And then can use \ref{a} like normal. You can also add a prefix:

\externaldocument[I-]{chapterI}


then you can reference it as \ref{I-a} which is useful if you have identical label names in different chapters.

Note that the normal xr doesn't add hyperlinks. It only adds the label text. The zref package can be used for this. It provides the zref-xr subpackage which gives you the same functionality and should work fine with hyperref (after all both packages are from the same author). You only need to replace \externaldocument with \zexternaldocument as well as \ref with \zref.

Note that the xr package reads the aux file, e.g. in this case, it checks chapterI.aux for references.

• @Martin: It might be useful to mention that you need to replace \usepackage{xr} with \usepackage{zref-xr}. (I was not sure what a "subpackage" was when I first read your answer.) Sep 14 '11 at 23:34
• @Martin: I am stumped: how do you get hyperref to work with zref-xr? Using \zref and \zlabel (with \usepackage{zref-user}) generates the labels properly, but I cannot get hyper refs working. Could you please post a MWE or should I ask a related question emphasizing the hyperref aspect? Sep 15 '11 at 6:05
• One extra thing: if you use hyperref in one document you must use it in the other document otherwise the reference text will be something like 1[section name]section.1 instead of just 1 (see latex-community.org/forum/viewtopic.php?f=5&t=6531). Mar 2 '15 at 10:43
• zref-xr does not create hyperlinks. hyperref module is not ninished in zref. Nov 29 '15 at 6:17
• It seems that including .tex extension to the file path in \externaldocument{...} ruins the whole thing, just a warning. Jan 23 '17 at 15:49

Beamer and xr: If you want to use the xr package to pull external references into a Beamer document, you need to be sure that the source of the references has been typeset using the hyperref package. This is because Beamer uses hyperref by default and the format of the references in the .aux file is different for hyperref. If the references are coming from another Beamer document, there is no need to do anything. If they are coming from a basic LaTeX document you may need to add \usepackage{hyperref} and typeset the source document again. As far as I can tell, there is no downside to always using hyperref.

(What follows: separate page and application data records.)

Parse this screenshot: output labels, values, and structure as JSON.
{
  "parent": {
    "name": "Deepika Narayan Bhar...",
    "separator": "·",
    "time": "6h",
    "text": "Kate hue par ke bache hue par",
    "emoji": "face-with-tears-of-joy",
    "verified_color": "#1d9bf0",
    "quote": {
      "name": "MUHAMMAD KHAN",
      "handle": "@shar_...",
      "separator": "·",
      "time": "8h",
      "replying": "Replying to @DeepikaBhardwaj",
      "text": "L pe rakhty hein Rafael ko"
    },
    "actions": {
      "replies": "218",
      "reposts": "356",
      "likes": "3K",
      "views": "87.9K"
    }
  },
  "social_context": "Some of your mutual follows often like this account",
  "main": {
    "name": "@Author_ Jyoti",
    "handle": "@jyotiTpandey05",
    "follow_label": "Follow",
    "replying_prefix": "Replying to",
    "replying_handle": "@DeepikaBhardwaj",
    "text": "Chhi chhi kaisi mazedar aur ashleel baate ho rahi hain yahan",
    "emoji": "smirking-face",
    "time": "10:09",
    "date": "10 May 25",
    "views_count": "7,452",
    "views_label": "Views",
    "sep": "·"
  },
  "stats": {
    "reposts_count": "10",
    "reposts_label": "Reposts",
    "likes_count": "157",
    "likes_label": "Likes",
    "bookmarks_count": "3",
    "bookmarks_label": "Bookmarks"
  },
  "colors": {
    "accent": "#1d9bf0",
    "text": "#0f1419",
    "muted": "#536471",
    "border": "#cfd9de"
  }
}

This FAQ from the UK TUG suggests to use xr-hyper if using hyperref:

\usepackage{xr-hyper}
\usepackage{hyperref}
\externaldocument[V1-]{volume1}    % Not volume1.tex
...
... (see Volume~I, Section~\ref{V1-sIntroduction}) ...

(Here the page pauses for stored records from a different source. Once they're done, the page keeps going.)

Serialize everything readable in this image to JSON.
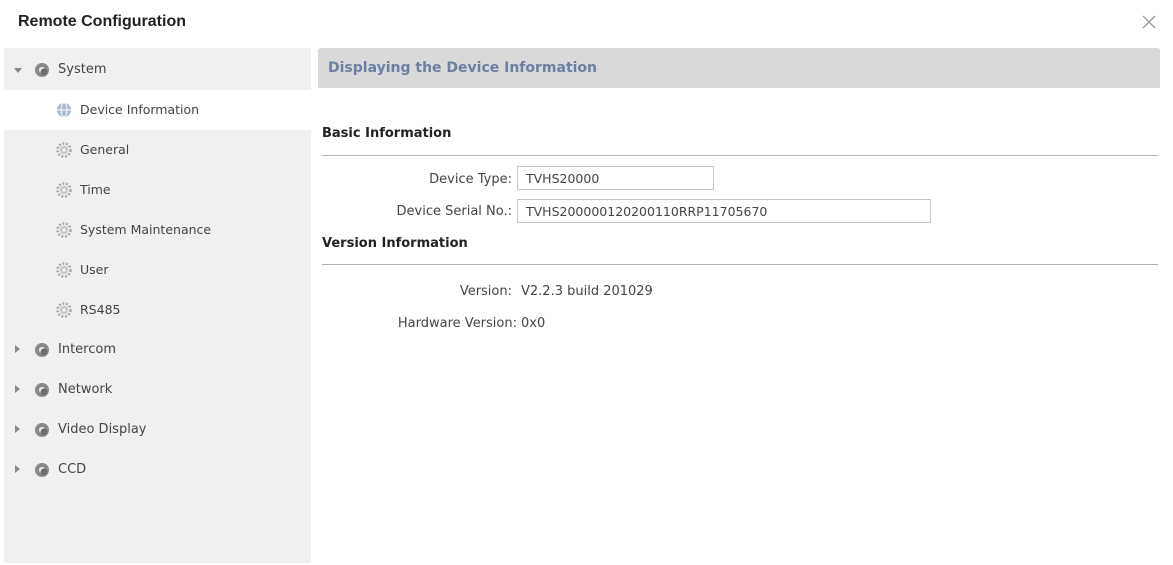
{
  "window": {
    "title": "Remote Configuration"
  },
  "sidebar": {
    "items": [
      {
        "label": "System",
        "expanded": true,
        "icon": "gear-cloud-icon"
      },
      {
        "label": "Device Information",
        "selected": true,
        "icon": "globe-icon"
      },
      {
        "label": "General",
        "icon": "gear-icon"
      },
      {
        "label": "Time",
        "icon": "gear-icon"
      },
      {
        "label": "System Maintenance",
        "icon": "gear-icon"
      },
      {
        "label": "User",
        "icon": "gear-icon"
      },
      {
        "label": "RS485",
        "icon": "gear-icon"
      },
      {
        "label": "Intercom",
        "expanded": false,
        "icon": "gear-cloud-icon"
      },
      {
        "label": "Network",
        "expanded": false,
        "icon": "gear-cloud-icon"
      },
      {
        "label": "Video Display",
        "expanded": false,
        "icon": "gear-cloud-icon"
      },
      {
        "label": "CCD",
        "expanded": false,
        "icon": "gear-cloud-icon"
      }
    ]
  },
  "main": {
    "header": "Displaying the Device Information",
    "basic": {
      "title": "Basic Information",
      "device_type_label": "Device Type:",
      "device_type_value": "TVHS20000",
      "serial_label": "Device Serial No.:",
      "serial_value": "TVHS200000120200110RRP11705670"
    },
    "version": {
      "title": "Version Information",
      "version_label": "Version:",
      "version_value": "V2.2.3 build 201029",
      "hardware_label": "Hardware Version:",
      "hardware_value": "0x0"
    }
  },
  "colors": {
    "sidebar_bg": "#f0f0f0",
    "header_bg": "#d9d9d9",
    "header_text": "#6b7fa0"
  }
}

The FAQ cites zref-xr as a superset.

Dear users of zref: please edit this answer to list some benefits of zref.

As explained earlier xr or xr-hyper do the trick. They need however the corresponding .aux file of the included file. Online LaTeX editors like overleaf do not present these files. A solution is given here:

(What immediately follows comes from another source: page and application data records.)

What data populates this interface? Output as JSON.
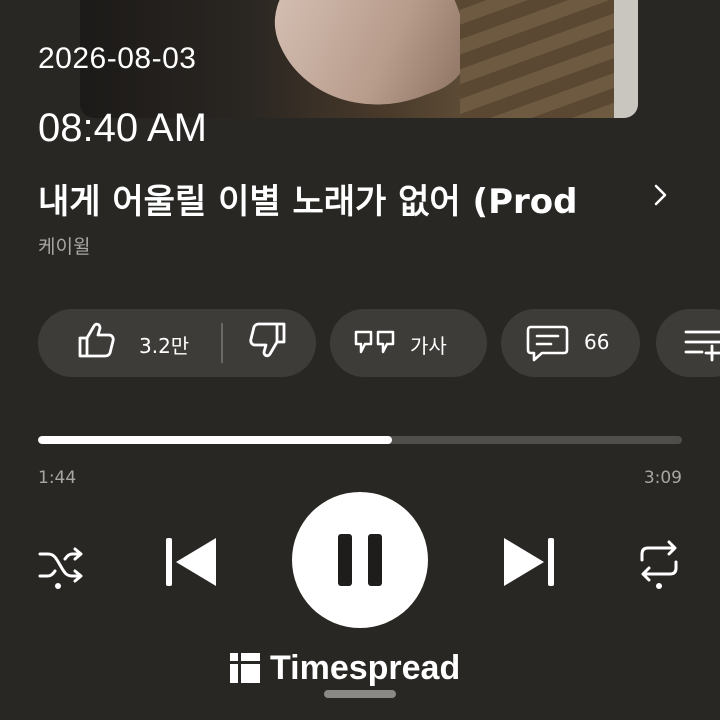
{
  "overlay": {
    "date": "2026-08-03",
    "time": "08:40 AM"
  },
  "track": {
    "title": "내게 어울릴 이별 노래가 없어 (Prod",
    "artist": "케이윌"
  },
  "actions": {
    "like_count": "3.2만",
    "lyrics_label": "가사",
    "comment_count": "66"
  },
  "playback": {
    "elapsed": "1:44",
    "total": "3:09",
    "progress_fraction": 0.55,
    "state": "playing"
  },
  "brand": {
    "name": "Timespread"
  },
  "colors": {
    "background": "#282724",
    "pill": "#3d3c39",
    "text_secondary": "#a8a7a3",
    "progress_fill": "#ffffff",
    "progress_track": "#4f4e4b"
  },
  "icons": [
    "thumbs-up-icon",
    "thumbs-down-icon",
    "lyrics-icon",
    "comment-icon",
    "queue-icon",
    "shuffle-icon",
    "previous-icon",
    "pause-icon",
    "next-icon",
    "repeat-icon",
    "chevron-right-icon",
    "timespread-logo-icon"
  ]
}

in your preamble after including the 'xr' package define some helper functions

\makeatletter
\typeout{(#1)}
\IfFileExists{#1}{}{\typeout{No file #1.}}
}
\makeatother

\newcommand*{\myexternaldocument}[1]{%
\externaldocument{#1}%
}


Then include your external document with \myexternaldocument{...} (note the my)

Then add a file called latexmkrc with the following content:

add_cus_dep( 'tex', 'aux', 0, 'makeexternaldocument' );

sub makeexternaldocument {
if (!($root_filename eq$_[0]))
{
system( "latexmk -cd -pdf \"\$_[0]\"" );
}
}


Now the required .aux file will be preserved, and you are good to go.

That works well for me:

\chapter{tobereferenced} \label{tobereferenced}

bla bla bla \ref{tobereferenced}.


To expand on @MadyYuvi's answer, if you use the subfiles package you can just put your references in as you would in a single document, and they will compile and work just fine. This worked wonders for me.

There is a fully functioning minimal LaTeX template at this GitHub repo to do just that. Separate chapters stay in separate source files with cross-referencing enabled. Also, there is no problem if the label names in two different source files clash. See the readme for the repo to see how all this works.

subfiles also a solution for this, usage is:

\usepackage{subfiles}
\begin{document}
\subfile{file.tex}

• Please make your answer a complete one (including a compilable example). Remember: The main aim is not including a file, but referencing. Aug 8 '17 at 9:54
• The subfiles` package has no influence at all on cross-referencing. Aug 8 '17 at 12:11